__RECORDED INFORMATION__:
^^^^^^^^

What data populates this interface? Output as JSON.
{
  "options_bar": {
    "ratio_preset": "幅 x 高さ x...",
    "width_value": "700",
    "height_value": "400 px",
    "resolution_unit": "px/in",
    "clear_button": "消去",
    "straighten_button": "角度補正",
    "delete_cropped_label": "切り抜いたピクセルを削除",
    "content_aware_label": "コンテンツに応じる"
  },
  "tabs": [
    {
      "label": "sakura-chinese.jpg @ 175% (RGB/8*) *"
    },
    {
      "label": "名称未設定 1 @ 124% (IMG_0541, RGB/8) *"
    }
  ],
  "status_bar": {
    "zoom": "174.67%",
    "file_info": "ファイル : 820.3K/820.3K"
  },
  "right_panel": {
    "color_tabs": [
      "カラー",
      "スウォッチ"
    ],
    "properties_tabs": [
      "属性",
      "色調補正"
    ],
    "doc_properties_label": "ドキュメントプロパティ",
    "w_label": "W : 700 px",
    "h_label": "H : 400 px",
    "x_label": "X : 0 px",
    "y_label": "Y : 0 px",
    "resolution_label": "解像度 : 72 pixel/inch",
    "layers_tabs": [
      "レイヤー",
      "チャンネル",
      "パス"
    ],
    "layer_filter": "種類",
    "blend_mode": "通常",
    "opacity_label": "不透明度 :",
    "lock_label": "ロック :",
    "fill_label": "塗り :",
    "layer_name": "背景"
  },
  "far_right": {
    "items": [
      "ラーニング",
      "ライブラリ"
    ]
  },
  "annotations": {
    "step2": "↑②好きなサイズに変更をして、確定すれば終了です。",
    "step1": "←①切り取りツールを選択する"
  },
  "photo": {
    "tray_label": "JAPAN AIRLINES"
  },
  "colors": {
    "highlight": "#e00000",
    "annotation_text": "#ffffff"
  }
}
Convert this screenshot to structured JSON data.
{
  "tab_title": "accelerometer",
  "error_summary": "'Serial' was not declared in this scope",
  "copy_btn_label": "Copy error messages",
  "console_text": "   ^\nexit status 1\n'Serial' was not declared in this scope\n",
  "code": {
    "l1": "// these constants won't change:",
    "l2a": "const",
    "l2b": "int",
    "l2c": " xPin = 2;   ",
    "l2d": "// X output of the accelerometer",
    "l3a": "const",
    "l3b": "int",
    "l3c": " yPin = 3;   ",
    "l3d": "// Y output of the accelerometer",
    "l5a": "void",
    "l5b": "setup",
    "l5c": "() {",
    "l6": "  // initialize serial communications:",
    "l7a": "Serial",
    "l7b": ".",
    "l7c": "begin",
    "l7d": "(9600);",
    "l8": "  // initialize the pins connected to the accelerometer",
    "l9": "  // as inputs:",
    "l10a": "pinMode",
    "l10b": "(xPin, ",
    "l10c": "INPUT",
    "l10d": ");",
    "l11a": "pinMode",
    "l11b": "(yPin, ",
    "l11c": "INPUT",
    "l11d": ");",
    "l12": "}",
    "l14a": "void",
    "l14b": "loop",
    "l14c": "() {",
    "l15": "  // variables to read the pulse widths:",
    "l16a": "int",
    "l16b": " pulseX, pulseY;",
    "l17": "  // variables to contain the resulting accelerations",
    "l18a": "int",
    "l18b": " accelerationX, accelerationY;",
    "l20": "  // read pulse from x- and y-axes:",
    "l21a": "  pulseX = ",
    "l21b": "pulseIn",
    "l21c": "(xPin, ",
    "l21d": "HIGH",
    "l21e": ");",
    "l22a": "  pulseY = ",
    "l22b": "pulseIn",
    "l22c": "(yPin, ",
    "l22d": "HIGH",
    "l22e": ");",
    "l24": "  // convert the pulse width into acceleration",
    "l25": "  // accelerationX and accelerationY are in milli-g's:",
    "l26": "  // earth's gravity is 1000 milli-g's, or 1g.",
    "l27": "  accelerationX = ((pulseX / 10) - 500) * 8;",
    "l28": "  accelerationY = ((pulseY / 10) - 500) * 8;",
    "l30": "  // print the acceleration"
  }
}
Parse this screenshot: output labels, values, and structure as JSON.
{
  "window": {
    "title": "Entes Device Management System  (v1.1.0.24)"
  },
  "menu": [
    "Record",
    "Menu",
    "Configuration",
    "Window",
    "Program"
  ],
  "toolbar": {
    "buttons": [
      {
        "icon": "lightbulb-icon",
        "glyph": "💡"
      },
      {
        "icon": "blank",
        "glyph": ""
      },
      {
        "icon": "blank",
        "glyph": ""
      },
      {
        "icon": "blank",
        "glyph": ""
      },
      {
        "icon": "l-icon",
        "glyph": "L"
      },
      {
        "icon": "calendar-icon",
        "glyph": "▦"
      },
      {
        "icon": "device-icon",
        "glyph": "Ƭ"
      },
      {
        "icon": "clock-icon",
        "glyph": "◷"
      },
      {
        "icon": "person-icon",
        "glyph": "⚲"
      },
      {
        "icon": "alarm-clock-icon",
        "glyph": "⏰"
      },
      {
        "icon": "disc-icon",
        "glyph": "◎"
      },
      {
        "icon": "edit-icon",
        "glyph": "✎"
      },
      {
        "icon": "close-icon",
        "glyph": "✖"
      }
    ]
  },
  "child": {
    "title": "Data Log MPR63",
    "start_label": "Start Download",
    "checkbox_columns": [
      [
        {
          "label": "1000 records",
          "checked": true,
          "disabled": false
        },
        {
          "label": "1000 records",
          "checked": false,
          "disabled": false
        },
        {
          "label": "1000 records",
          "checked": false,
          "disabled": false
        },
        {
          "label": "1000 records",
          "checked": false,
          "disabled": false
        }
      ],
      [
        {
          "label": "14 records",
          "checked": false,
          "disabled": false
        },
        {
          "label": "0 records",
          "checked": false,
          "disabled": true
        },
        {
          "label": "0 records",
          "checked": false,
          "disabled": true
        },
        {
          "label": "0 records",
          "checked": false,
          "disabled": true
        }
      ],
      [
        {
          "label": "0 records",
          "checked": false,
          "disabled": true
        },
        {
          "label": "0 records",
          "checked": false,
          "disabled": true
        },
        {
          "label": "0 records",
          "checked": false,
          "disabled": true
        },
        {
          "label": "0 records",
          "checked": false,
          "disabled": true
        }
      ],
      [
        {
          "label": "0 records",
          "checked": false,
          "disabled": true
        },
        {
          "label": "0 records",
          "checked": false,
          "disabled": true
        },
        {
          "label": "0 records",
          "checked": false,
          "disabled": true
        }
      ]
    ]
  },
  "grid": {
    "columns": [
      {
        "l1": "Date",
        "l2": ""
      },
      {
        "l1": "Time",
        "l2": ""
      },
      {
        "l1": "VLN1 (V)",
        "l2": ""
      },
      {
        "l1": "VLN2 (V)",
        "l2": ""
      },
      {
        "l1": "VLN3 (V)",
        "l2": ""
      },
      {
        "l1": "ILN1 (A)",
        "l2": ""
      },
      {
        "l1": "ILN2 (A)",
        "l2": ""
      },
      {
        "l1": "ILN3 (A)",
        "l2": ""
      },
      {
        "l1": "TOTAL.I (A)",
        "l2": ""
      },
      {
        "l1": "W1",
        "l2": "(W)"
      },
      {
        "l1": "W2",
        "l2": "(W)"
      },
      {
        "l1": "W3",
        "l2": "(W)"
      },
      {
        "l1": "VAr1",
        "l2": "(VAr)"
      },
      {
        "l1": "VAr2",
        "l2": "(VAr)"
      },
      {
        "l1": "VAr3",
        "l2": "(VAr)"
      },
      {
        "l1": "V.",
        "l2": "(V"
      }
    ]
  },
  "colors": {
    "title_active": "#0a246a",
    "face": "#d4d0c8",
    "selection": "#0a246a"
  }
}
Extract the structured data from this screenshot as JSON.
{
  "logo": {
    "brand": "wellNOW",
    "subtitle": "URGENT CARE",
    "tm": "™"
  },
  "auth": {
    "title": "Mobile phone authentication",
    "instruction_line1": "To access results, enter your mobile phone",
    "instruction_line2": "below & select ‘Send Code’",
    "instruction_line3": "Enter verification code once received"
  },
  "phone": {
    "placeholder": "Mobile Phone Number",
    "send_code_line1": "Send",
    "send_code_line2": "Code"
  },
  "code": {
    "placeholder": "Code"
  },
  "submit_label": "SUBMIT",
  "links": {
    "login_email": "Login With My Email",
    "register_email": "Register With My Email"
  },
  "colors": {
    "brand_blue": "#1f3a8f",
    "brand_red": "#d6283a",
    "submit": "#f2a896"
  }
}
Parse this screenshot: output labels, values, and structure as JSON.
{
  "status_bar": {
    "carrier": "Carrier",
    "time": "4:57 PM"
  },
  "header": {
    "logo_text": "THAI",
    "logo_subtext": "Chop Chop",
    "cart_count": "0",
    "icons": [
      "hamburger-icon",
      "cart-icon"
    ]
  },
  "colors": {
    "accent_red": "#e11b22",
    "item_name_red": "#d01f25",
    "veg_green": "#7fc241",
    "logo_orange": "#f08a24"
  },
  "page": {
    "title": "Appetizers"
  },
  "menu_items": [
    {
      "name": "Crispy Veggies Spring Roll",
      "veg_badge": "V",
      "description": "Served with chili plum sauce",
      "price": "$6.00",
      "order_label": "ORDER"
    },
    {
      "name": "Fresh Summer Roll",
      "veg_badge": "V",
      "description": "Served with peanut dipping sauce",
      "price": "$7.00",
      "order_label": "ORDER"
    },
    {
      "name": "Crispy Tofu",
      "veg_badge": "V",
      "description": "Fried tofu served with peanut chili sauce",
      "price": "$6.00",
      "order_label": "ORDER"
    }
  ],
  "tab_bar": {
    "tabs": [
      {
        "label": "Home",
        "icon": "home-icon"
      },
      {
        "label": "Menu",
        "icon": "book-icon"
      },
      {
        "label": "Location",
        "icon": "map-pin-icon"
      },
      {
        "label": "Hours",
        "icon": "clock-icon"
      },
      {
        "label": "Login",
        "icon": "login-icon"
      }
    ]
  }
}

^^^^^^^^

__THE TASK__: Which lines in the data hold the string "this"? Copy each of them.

__ANSWER BOX__:
What data populates this interface? Output as JSON.
Convert this screenshot to structured JSON data.
  "error_summary": "'Serial' was not declared in this scope",
  "console_text": "   ^\nexit status 1\n'Serial' was not declared in this scope\n",
Parse this screenshot: output labels, values, and structure as JSON.
Extract the structured data from this screenshot as JSON.
Parse this screenshot: output labels, values, and structure as JSON.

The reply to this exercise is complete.